“You Can Buy Happiness (And It’s Cheap)” is all about happiness and living simply. In the book, I combine the newest research on well-being with real world stories to offer readers practical inspiration to simplify their lives and find new wealth in the form of relationships.
A very fortunate event brought me to write the book. A few years ago, our downsizing story was featured in a New York Times article called “But will it make you happy?”. The article went viral and as a result, over a dozen literary agents and a few publishers contacted me about writing a book. I ended up signing with David Fugate — my literary agent — and with his help I crafted a book proposal which we sold it to New World Library (my publisher).
I hope the book will inspire people to rethink many aspects of their lives, from their careers to personal relationships. In short, I want readers to pay attention to what makes them feel happy and fulfilled.
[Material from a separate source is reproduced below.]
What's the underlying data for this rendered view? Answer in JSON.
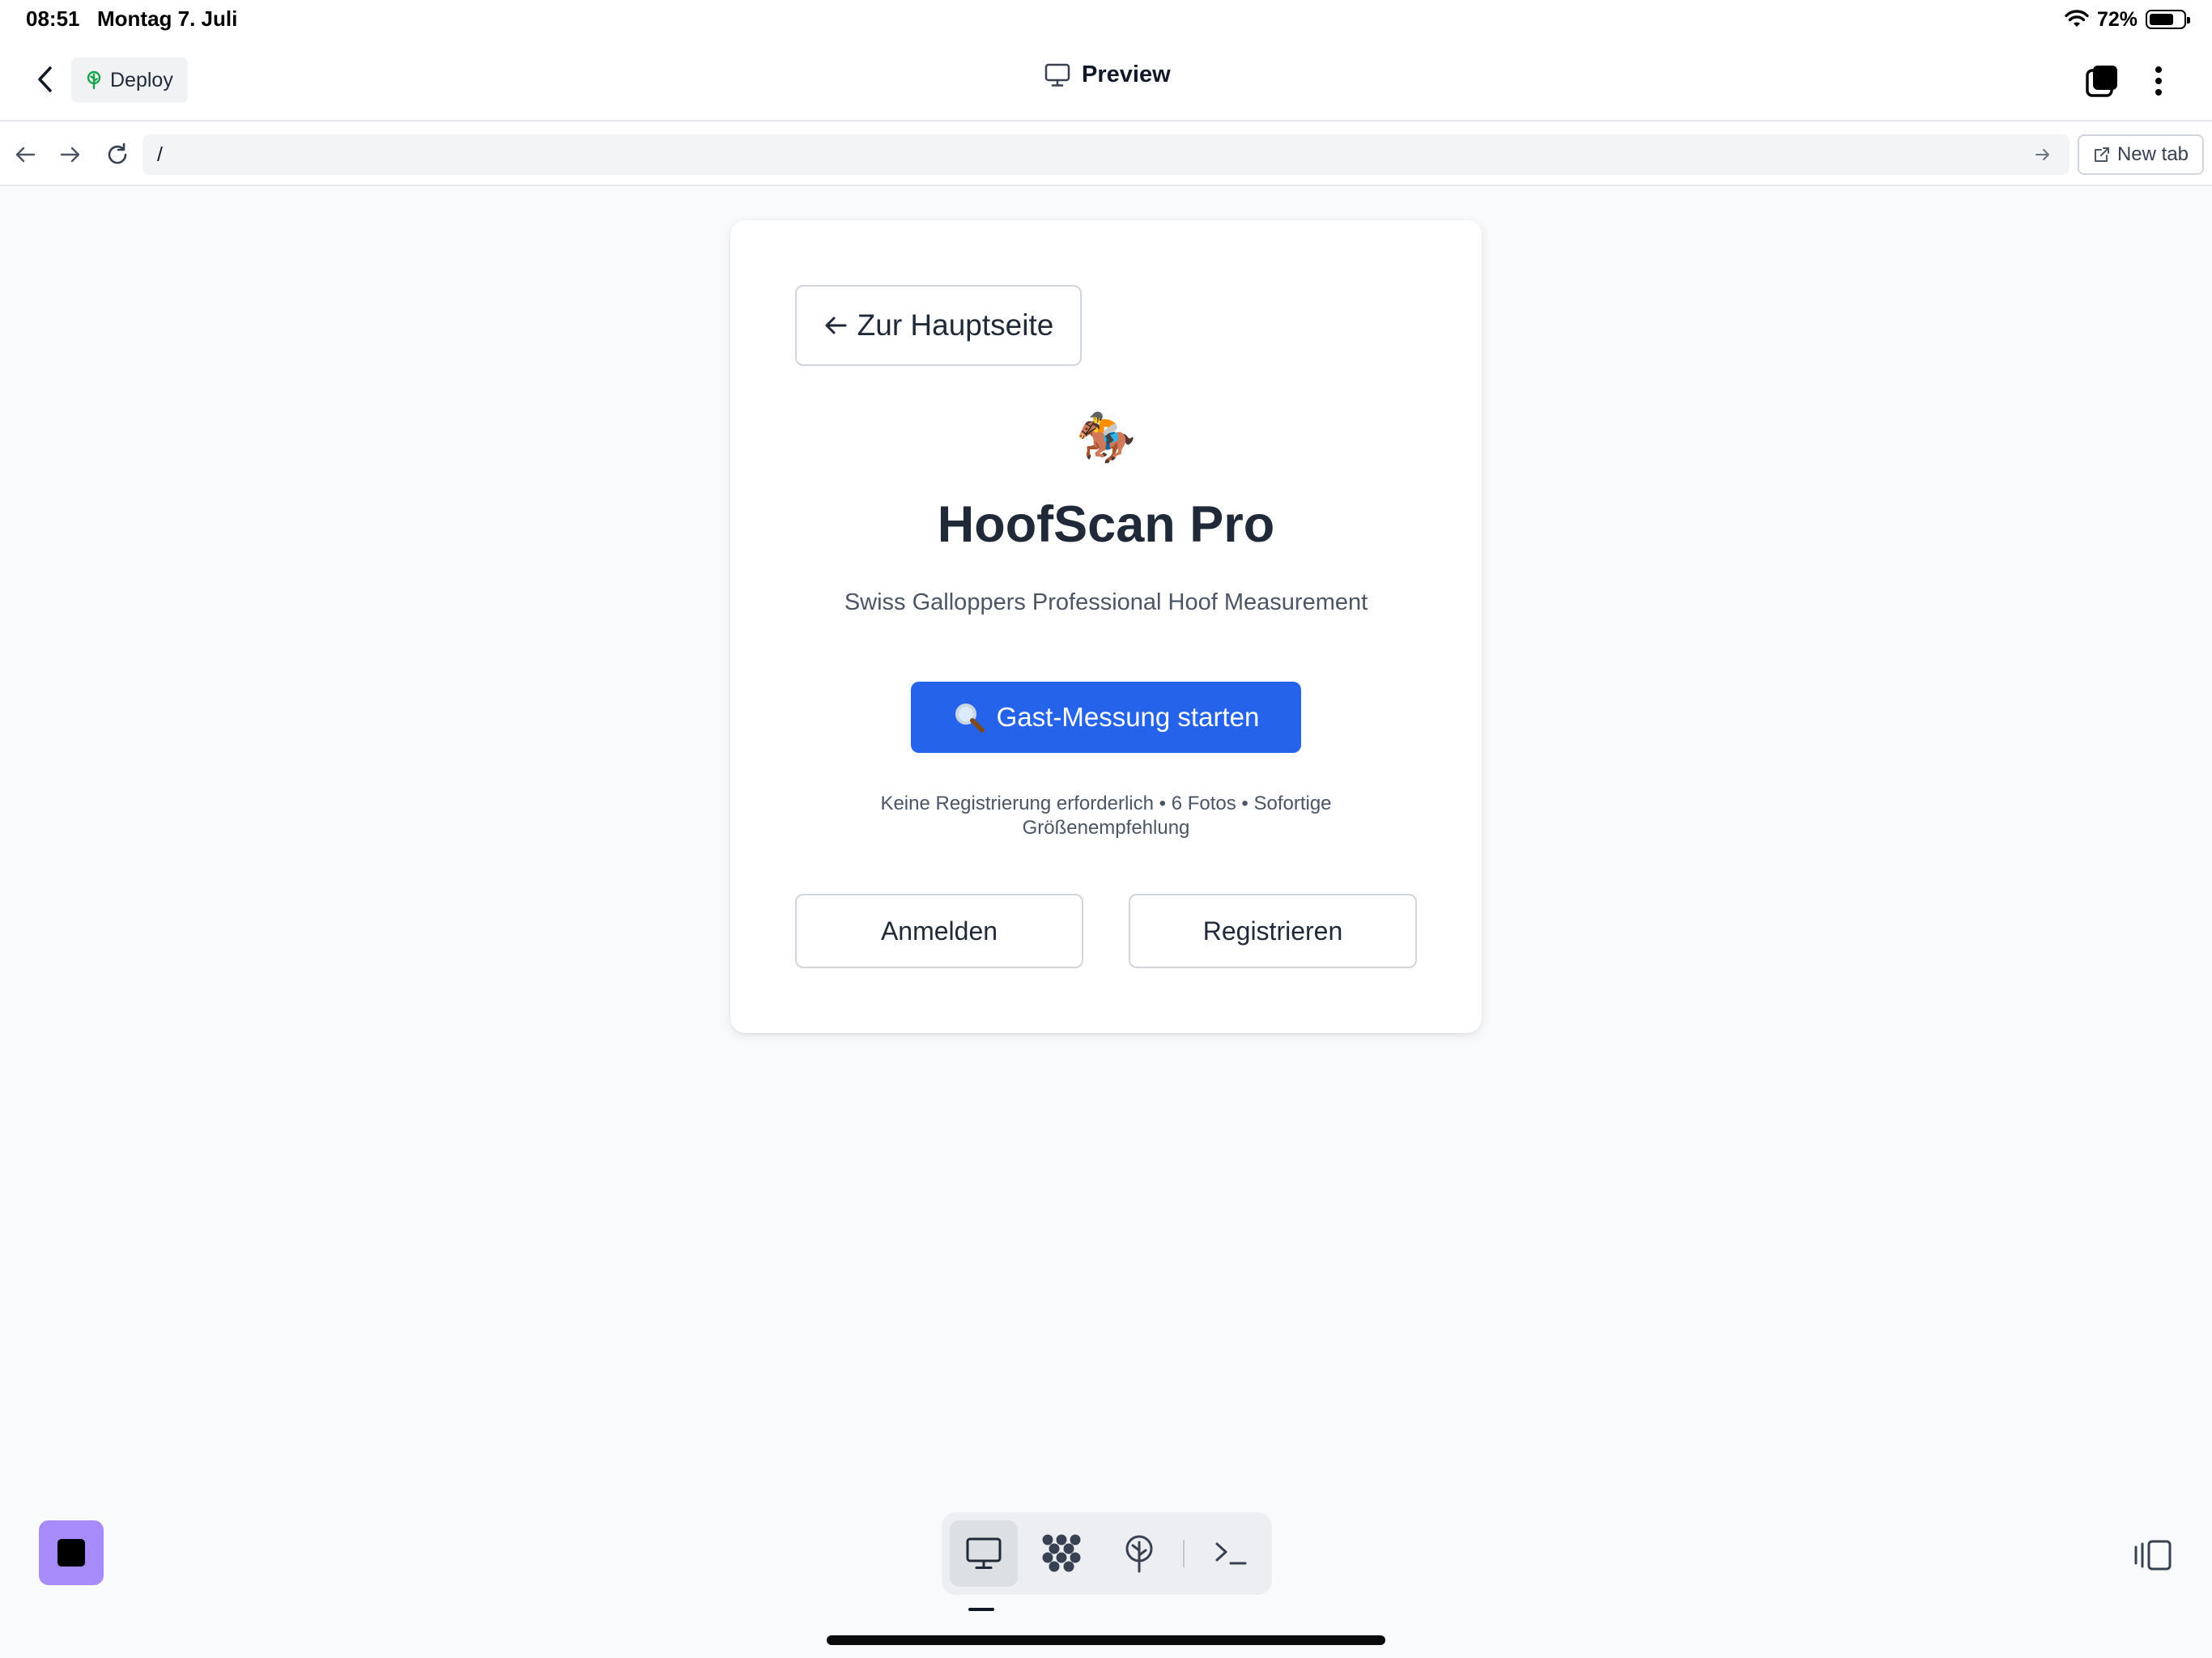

Here at DBDC our tag line is “Mastering Change for a Beautiful Life”. I’m fascinated when people put their resources, hearts, souls and brains toward a lifestyle and type of work that is authentic to them. Tell us what wisdom you’ve learned from embracing the change of moving toward the life that works for you.
I spent years chasing after impressive stuff, a high paying job, and a big house. I learned that status doesn’t matter. Instead, I’ve discovered that strong relationships have brought joy and happiness into my life. Decluttering my life helped a great deal too. I cleared away all of the things I no longer valued and that made me happier.
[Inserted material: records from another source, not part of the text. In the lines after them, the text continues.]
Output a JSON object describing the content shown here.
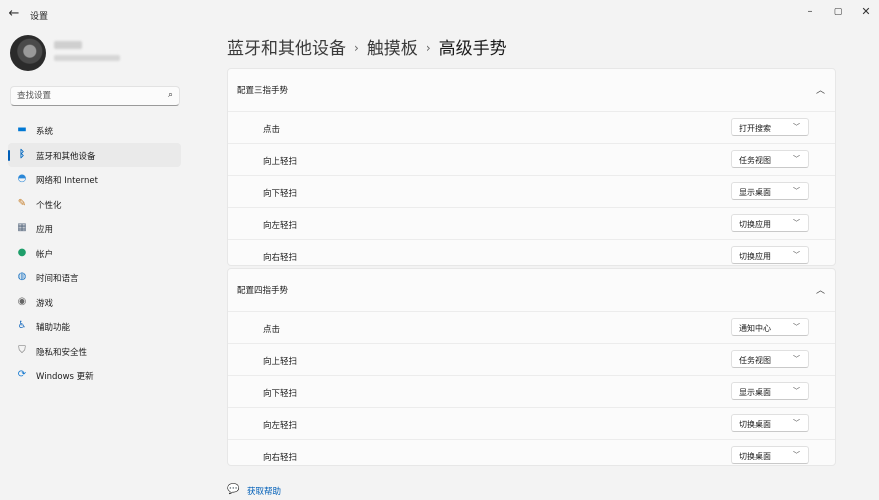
{
  "window": {
    "title": "设置",
    "back_icon": "arrow-left-icon",
    "controls": [
      "minimize-icon",
      "maximize-icon",
      "close-icon"
    ]
  },
  "search": {
    "placeholder": "查找设置",
    "value": ""
  },
  "sidebar": {
    "items": [
      {
        "label": "系统",
        "icon": "monitor-icon",
        "color": "#0078d4"
      },
      {
        "label": "蓝牙和其他设备",
        "icon": "bluetooth-icon",
        "color": "#0067c0",
        "active": true
      },
      {
        "label": "网络和 Internet",
        "icon": "wifi-icon",
        "color": "#2b88d8"
      },
      {
        "label": "个性化",
        "icon": "brush-icon",
        "color": "#c47a22"
      },
      {
        "label": "应用",
        "icon": "apps-icon",
        "color": "#5a6b80"
      },
      {
        "label": "帐户",
        "icon": "person-icon",
        "color": "#1e9e6a"
      },
      {
        "label": "时间和语言",
        "icon": "globe-clock-icon",
        "color": "#1a73c2"
      },
      {
        "label": "游戏",
        "icon": "gamepad-icon",
        "color": "#666666"
      },
      {
        "label": "辅助功能",
        "icon": "accessibility-icon",
        "color": "#1f6fc0"
      },
      {
        "label": "隐私和安全性",
        "icon": "shield-icon",
        "color": "#6b6b6b"
      },
      {
        "label": "Windows 更新",
        "icon": "update-icon",
        "color": "#1679d0"
      }
    ]
  },
  "breadcrumb": {
    "items": [
      "蓝牙和其他设备",
      "触摸板"
    ],
    "current": "高级手势",
    "separator": "›"
  },
  "sections": {
    "three_finger": {
      "title": "配置三指手势",
      "rows": [
        {
          "label": "点击",
          "value": "打开搜索"
        },
        {
          "label": "向上轻扫",
          "value": "任务视图"
        },
        {
          "label": "向下轻扫",
          "value": "显示桌面"
        },
        {
          "label": "向左轻扫",
          "value": "切换应用"
        },
        {
          "label": "向右轻扫",
          "value": "切换应用"
        }
      ]
    },
    "four_finger": {
      "title": "配置四指手势",
      "rows": [
        {
          "label": "点击",
          "value": "通知中心"
        },
        {
          "label": "向上轻扫",
          "value": "任务视图"
        },
        {
          "label": "向下轻扫",
          "value": "显示桌面"
        },
        {
          "label": "向左轻扫",
          "value": "切换桌面"
        },
        {
          "label": "向右轻扫",
          "value": "切换桌面"
        }
      ]
    }
  },
  "help": {
    "label": "获取帮助",
    "icon": "help-chat-icon"
  },
  "accent_color": "#005fb8"
}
How does your professional life work? Do you have a set schedule that you try to keep? How much time do you spend working versus playing versus doing things that are important to you but not income producing?
Every morning I get up, around 6 a.m., and make coffee with Logan. I sip my coffee, talk with Logan, and play with the kittens. Sometimes we’ll listen to NPR in the morning or I’ll do free-writing in my journal. Normally, Logan pedals off to work at 8:00 a.m. and I start writing or editing. At some point during the day I venture out into the world for some exercise. To give you a better idea of what my “typical day” looks like, here’s a snapshot of my Thursday last week:
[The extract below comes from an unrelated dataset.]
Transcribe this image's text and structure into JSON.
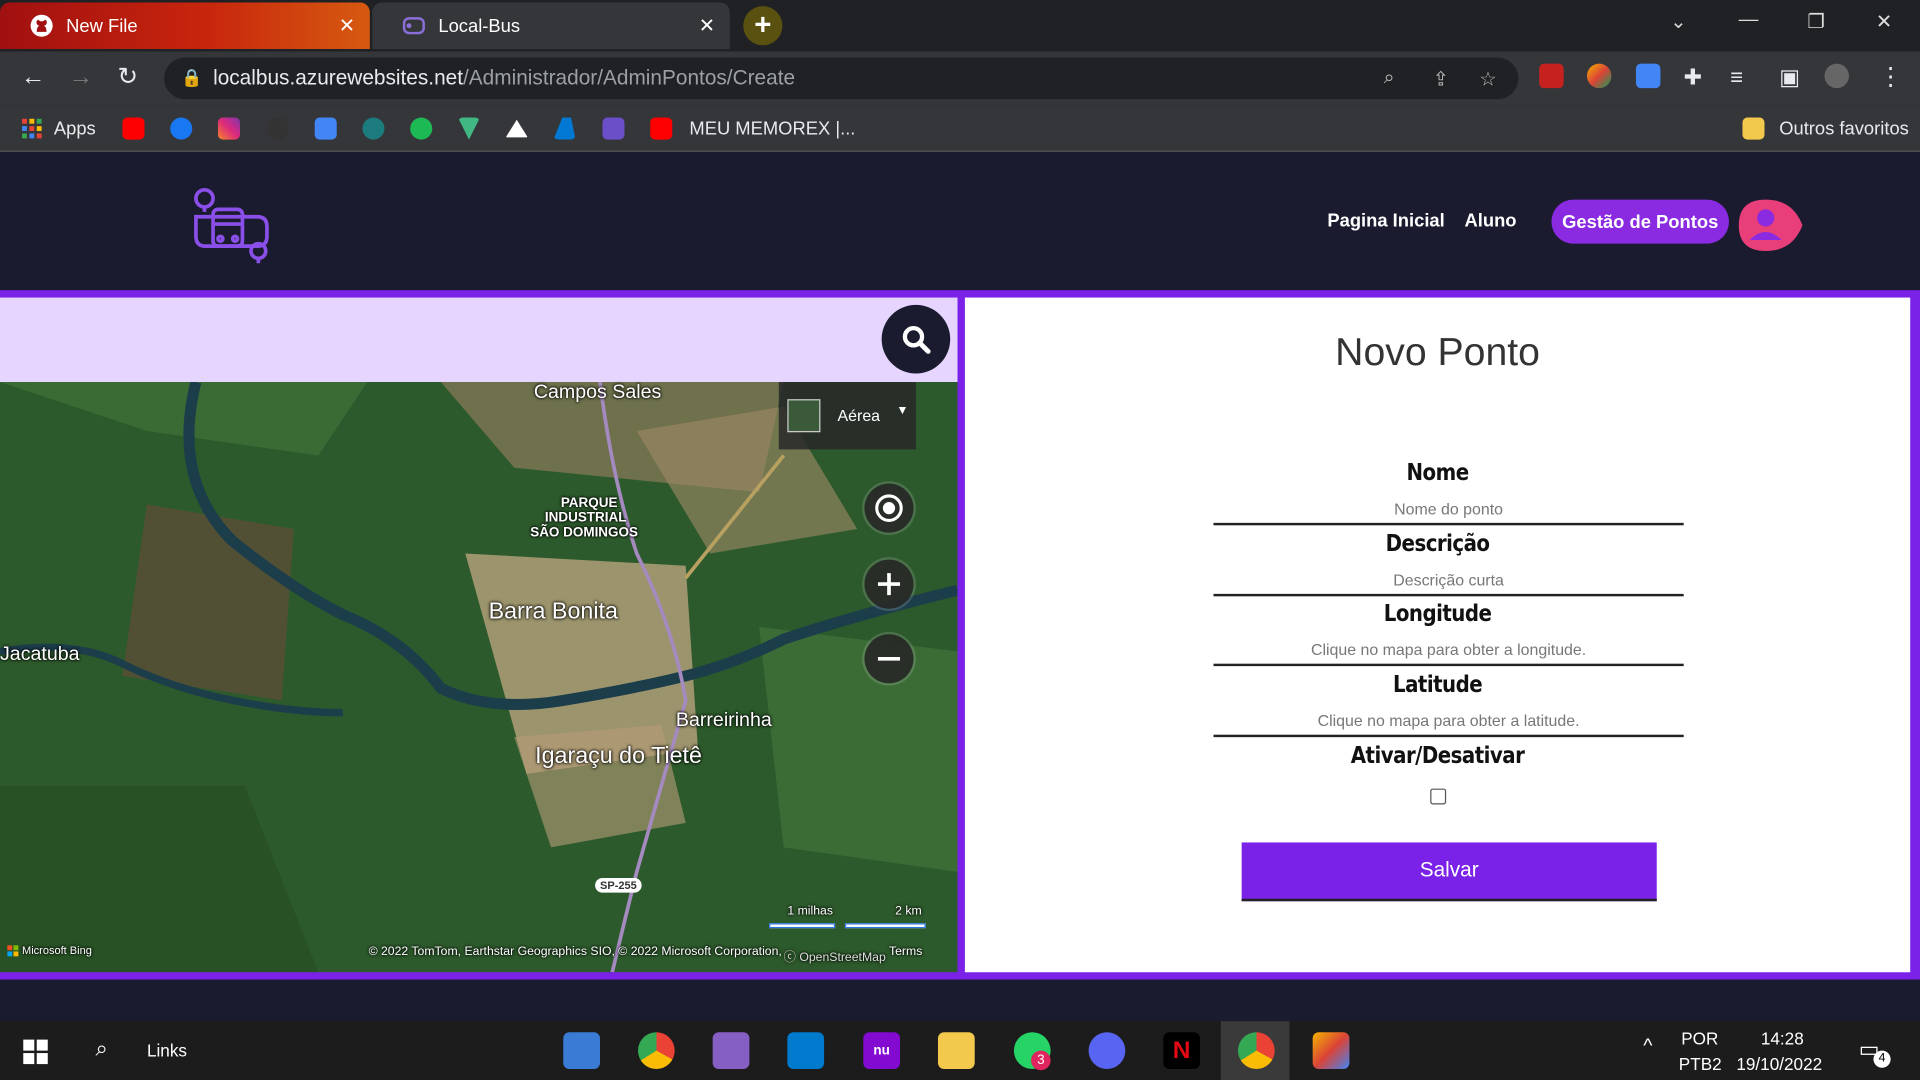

7:30 − 8:00 a.m. > Responded to email & posted a quotes to social networking sites.
8:00 − 10:30 a.m > Lots of editing, interspersed with yoga stretches.
10:30 − Noon > Rode my bike into downtown Portland and sat in the sauna at LA Fitness.
Noon − 1.00 p.m. > Lunch time
1:00 − 3:00 p.m. > Wrote in my journal, responded to more emails and typed my journal notes.
3:00 − 6:00 p.m. > Took a photo walk, jotted down article ideas in my journal, and read.
6:00 p.m. – Onward > Made dinner with Logan and read.
11:00 p.m. > Bedtime!
My typical day isn’t very sexy, but it’s consistent. I’ve created specific rituals in my daily schedule because it’s the only way I can get my work done. I need time and space to write, edit, and think. If my days are packed with coffee dates and meetings, that doesn’t happen. Interestingly, studies show that routines and rituals are good for people’s well-being because they make life seem predictable, meaningful, and they provide cohesiveness to family life, too.
I see my work as a form of play. I don’t clock my hours, so some of my activities don’t produce income. My photo walk on Thursday wasn’t income producing. But I had a lot of great ideas for articles during the walk. So in a lot of ways playing enhances my productivity and ability to make money to pay my bills.
What’s next for Tammy?
I’ll be running another session of my writing course, in the fall. It starts on October 1 and people can register on September 17th. Also, I’m developing a photography ecourse. In addition, I’m working on a new book idea. Tentatively, the book is going to be about grief and self-care. The idea is still a work in progress. I’m hoping to finish up my proposal by the end of the year.
(full disclosure: Tammy’s book is on my amazon affiliate list! If you have a blog, put her book on yours and let your readers know about this fantastic life guide!)